(Items from a dataset)

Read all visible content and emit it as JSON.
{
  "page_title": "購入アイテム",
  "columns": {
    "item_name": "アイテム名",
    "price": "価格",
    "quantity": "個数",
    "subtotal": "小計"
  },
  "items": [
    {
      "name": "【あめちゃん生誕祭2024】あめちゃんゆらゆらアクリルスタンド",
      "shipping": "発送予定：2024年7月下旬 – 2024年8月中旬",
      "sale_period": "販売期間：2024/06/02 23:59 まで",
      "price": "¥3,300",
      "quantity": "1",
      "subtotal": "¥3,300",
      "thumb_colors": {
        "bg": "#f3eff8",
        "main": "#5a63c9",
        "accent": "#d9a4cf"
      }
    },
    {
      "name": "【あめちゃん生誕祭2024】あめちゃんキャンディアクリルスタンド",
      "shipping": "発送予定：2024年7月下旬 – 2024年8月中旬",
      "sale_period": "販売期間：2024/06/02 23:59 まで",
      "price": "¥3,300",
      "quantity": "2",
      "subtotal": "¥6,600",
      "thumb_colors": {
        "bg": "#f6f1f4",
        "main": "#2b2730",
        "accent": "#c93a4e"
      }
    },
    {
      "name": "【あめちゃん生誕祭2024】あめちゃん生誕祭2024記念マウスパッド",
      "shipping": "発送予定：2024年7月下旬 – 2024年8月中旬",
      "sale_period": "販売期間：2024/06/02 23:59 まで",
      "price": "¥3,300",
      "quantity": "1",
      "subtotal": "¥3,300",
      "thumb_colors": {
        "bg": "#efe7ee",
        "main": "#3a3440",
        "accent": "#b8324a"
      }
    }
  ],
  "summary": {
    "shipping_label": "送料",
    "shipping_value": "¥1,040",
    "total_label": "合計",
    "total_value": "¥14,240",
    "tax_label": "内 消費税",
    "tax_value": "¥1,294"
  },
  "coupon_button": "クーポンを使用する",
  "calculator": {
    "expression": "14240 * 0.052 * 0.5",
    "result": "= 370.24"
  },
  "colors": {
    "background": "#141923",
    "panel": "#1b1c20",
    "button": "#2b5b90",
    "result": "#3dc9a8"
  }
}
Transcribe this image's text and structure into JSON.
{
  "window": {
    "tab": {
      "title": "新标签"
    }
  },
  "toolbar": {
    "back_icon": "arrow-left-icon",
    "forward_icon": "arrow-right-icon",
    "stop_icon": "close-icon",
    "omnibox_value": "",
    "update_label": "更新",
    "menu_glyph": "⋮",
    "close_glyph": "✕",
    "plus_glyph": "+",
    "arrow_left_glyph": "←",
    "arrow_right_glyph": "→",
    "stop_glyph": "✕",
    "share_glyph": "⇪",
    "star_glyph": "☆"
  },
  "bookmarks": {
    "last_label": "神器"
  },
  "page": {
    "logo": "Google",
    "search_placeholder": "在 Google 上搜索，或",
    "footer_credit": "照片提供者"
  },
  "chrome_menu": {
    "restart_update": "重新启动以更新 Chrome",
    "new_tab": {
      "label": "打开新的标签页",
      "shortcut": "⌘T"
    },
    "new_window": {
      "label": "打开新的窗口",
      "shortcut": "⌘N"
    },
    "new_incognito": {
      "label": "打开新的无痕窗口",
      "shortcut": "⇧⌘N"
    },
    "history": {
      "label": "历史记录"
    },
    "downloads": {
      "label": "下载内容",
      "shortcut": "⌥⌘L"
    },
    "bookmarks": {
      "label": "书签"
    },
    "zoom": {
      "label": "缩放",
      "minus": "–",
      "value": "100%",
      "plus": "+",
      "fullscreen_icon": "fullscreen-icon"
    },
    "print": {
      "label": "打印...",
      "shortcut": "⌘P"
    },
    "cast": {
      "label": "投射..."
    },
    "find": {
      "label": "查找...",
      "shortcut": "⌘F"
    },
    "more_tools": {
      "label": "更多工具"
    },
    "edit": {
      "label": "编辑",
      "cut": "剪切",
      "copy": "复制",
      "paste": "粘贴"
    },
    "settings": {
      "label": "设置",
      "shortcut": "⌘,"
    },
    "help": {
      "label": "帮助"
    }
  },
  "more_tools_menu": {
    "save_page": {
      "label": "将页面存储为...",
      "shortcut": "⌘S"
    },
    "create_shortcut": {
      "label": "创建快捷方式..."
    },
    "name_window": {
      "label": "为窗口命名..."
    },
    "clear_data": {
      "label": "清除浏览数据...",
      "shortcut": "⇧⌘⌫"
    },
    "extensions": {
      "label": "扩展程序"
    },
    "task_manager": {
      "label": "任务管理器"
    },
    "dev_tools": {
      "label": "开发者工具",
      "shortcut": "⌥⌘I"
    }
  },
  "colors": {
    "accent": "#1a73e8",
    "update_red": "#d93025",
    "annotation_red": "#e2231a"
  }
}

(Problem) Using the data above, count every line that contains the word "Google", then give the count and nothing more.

(Task solution) 2